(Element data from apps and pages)
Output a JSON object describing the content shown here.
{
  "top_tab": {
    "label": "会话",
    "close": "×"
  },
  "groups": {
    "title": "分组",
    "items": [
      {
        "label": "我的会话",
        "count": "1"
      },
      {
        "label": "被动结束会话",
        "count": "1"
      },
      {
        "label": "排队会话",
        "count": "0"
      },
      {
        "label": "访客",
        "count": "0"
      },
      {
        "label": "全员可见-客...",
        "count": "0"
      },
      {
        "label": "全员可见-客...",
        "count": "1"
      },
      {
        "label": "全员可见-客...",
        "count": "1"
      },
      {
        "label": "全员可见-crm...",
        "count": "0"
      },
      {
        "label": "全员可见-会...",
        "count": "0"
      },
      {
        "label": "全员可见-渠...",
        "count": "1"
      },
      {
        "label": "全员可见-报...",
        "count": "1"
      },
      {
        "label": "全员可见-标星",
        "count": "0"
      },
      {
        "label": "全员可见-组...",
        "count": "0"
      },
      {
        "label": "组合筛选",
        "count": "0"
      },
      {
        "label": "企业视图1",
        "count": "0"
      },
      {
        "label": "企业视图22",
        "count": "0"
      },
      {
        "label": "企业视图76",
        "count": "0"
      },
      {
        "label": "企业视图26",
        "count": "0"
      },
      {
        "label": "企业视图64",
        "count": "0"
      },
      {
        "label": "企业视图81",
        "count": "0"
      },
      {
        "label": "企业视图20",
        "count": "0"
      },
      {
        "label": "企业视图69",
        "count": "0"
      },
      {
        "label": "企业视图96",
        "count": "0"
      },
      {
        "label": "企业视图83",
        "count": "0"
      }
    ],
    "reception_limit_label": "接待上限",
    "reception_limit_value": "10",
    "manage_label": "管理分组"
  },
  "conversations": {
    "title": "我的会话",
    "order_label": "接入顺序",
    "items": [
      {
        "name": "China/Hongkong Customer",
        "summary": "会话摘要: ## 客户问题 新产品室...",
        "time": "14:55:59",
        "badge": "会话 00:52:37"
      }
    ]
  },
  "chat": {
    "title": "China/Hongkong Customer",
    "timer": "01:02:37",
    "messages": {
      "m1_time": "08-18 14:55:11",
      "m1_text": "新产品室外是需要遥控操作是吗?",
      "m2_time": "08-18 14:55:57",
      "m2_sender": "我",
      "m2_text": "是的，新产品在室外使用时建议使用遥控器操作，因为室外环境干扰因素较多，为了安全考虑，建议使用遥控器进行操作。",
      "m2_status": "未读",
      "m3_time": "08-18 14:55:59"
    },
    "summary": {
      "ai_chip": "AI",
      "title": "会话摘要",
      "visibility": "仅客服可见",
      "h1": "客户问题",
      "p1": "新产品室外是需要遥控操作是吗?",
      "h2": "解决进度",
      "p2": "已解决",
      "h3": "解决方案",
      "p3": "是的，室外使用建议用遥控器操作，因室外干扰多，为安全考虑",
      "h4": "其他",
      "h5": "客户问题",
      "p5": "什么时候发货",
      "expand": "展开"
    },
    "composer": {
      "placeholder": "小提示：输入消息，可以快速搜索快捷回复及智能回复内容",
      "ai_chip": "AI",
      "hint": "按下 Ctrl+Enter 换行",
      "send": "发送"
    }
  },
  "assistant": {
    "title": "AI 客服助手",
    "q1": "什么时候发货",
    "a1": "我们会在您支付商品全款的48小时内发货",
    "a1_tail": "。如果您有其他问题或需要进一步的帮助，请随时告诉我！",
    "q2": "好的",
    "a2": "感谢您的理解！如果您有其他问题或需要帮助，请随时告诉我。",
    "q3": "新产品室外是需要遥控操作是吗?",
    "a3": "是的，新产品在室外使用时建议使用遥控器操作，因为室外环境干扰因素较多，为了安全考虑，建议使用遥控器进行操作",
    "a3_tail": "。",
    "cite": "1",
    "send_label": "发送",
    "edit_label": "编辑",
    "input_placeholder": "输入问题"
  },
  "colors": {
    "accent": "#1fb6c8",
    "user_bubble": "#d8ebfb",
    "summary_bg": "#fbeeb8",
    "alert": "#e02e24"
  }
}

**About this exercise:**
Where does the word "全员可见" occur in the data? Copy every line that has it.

**Your solution:**
        "label": "全员可见-客...",
        "label": "全员可见-客...",
        "label": "全员可见-客...",
        "label": "全员可见-crm...",
        "label": "全员可见-会...",
        "label": "全员可见-渠...",
        "label": "全员可见-报...",
        "label": "全员可见-标星",
        "label": "全员可见-组...",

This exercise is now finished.